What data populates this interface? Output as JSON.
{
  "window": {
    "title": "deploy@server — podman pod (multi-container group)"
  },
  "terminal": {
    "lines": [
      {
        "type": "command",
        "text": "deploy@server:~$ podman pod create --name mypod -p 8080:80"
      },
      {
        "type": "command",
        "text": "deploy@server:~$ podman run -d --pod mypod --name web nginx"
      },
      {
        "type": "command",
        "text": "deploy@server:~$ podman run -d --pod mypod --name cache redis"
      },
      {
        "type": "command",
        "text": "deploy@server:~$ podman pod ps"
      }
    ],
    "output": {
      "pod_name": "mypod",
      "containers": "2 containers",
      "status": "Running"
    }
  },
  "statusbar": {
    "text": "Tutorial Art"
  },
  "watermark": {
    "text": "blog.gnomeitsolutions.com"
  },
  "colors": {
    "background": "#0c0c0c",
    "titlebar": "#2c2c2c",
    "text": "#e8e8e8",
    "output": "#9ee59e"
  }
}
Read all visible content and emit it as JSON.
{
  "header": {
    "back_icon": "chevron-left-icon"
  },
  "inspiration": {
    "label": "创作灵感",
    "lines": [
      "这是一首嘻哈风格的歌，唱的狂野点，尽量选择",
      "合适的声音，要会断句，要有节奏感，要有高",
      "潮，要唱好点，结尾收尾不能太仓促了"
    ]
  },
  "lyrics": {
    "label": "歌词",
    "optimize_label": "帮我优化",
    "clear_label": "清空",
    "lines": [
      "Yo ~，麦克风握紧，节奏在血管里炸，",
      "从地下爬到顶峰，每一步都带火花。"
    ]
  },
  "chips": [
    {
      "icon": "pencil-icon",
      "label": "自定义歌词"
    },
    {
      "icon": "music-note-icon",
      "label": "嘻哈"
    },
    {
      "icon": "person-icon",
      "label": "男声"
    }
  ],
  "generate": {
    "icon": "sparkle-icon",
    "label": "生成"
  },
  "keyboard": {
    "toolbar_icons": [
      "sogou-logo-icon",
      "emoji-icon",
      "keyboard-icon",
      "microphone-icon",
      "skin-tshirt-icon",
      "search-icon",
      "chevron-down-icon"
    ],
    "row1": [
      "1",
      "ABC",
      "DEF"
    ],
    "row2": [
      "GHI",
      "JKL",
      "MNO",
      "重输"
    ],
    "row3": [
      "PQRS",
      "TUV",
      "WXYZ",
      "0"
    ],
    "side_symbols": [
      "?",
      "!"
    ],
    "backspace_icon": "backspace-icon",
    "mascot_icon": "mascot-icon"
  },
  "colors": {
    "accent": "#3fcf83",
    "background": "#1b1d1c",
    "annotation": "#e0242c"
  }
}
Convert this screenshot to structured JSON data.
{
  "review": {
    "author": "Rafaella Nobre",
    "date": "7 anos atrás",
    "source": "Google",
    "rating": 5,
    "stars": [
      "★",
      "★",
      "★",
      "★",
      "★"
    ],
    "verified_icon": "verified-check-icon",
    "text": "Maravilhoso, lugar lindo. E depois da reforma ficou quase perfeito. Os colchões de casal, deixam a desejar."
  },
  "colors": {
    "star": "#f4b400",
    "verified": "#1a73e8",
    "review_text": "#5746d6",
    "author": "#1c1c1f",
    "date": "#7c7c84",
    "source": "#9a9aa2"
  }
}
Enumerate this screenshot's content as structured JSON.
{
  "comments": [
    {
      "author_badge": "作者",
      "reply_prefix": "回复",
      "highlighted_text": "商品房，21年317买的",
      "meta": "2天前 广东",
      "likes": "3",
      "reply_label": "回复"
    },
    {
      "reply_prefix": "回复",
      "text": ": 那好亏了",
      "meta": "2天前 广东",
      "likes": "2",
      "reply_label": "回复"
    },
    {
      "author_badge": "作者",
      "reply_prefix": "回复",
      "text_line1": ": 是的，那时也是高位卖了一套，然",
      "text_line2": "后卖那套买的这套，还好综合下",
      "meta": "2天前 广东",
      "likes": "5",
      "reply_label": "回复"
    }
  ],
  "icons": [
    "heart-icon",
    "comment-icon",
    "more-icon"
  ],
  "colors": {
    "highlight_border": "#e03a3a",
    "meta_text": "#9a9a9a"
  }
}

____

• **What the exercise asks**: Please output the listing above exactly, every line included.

• **Answer box**:
What data populates this interface? Output as JSON.
{
  "window": {
    "title": "deploy@server — podman pod (multi-container group)"
  },
  "terminal": {
    "lines": [
      {
        "type": "command",
        "text": "deploy@server:~$ podman pod create --name mypod -p 8080:80"
      },
      {
        "type": "command",
        "text": "deploy@server:~$ podman run -d --pod mypod --name web nginx"
      },
      {
        "type": "command",
        "text": "deploy@server:~$ podman run -d --pod mypod --name cache redis"
      },
      {
        "type": "command",
        "text": "deploy@server:~$ podman pod ps"
      }
    ],
    "output": {
      "pod_name": "mypod",
      "containers": "2 containers",
      "status": "Running"
    }
  },
  "statusbar": {
    "text": "Tutorial Art"
  },
  "watermark": {
    "text": "blog.gnomeitsolutions.com"
  },
  "colors": {
    "background": "#0c0c0c",
    "titlebar": "#2c2c2c",
    "text": "#e8e8e8",
    "output": "#9ee59e"
  }
}
Read all visible content and emit it as JSON.
{
  "header": {
    "back_icon": "chevron-left-icon"
  },
  "inspiration": {
    "label": "创作灵感",
    "lines": [
      "这是一首嘻哈风格的歌，唱的狂野点，尽量选择",
      "合适的声音，要会断句，要有节奏感，要有高",
      "潮，要唱好点，结尾收尾不能太仓促了"
    ]
  },
  "lyrics": {
    "label": "歌词",
    "optimize_label": "帮我优化",
    "clear_label": "清空",
    "lines": [
      "Yo ~，麦克风握紧，节奏在血管里炸，",
      "从地下爬到顶峰，每一步都带火花。"
    ]
  },
  "chips": [
    {
      "icon": "pencil-icon",
      "label": "自定义歌词"
    },
    {
      "icon": "music-note-icon",
      "label": "嘻哈"
    },
    {
      "icon": "person-icon",
      "label": "男声"
    }
  ],
  "generate": {
    "icon": "sparkle-icon",
    "label": "生成"
  },
  "keyboard": {
    "toolbar_icons": [
      "sogou-logo-icon",
      "emoji-icon",
      "keyboard-icon",
      "microphone-icon",
      "skin-tshirt-icon",
      "search-icon",
      "chevron-down-icon"
    ],
    "row1": [
      "1",
      "ABC",
      "DEF"
    ],
    "row2": [
      "GHI",
      "JKL",
      "MNO",
      "重输"
    ],
    "row3": [
      "PQRS",
      "TUV",
      "WXYZ",
      "0"
    ],
    "side_symbols": [
      "?",
      "!"
    ],
    "backspace_icon": "backspace-icon",
    "mascot_icon": "mascot-icon"
  },
  "colors": {
    "accent": "#3fcf83",
    "background": "#1b1d1c",
    "annotation": "#e0242c"
  }
}
Convert this screenshot to structured JSON data.
{
  "review": {
    "author": "Rafaella Nobre",
    "date": "7 anos atrás",
    "source": "Google",
    "rating": 5,
    "stars": [
      "★",
      "★",
      "★",
      "★",
      "★"
    ],
    "verified_icon": "verified-check-icon",
    "text": "Maravilhoso, lugar lindo. E depois da reforma ficou quase perfeito. Os colchões de casal, deixam a desejar."
  },
  "colors": {
    "star": "#f4b400",
    "verified": "#1a73e8",
    "review_text": "#5746d6",
    "author": "#1c1c1f",
    "date": "#7c7c84",
    "source": "#9a9aa2"
  }
}
Enumerate this screenshot's content as structured JSON.
{
  "comments": [
    {
      "author_badge": "作者",
      "reply_prefix": "回复",
      "highlighted_text": "商品房，21年317买的",
      "meta": "2天前 广东",
      "likes": "3",
      "reply_label": "回复"
    },
    {
      "reply_prefix": "回复",
      "text": ": 那好亏了",
      "meta": "2天前 广东",
      "likes": "2",
      "reply_label": "回复"
    },
    {
      "author_badge": "作者",
      "reply_prefix": "回复",
      "text_line1": ": 是的，那时也是高位卖了一套，然",
      "text_line2": "后卖那套买的这套，还好综合下",
      "meta": "2天前 广东",
      "likes": "5",
      "reply_label": "回复"
    }
  ],
  "icons": [
    "heart-icon",
    "comment-icon",
    "more-icon"
  ],
  "colors": {
    "highlight_border": "#e03a3a",
    "meta_text": "#9a9a9a"
  }
}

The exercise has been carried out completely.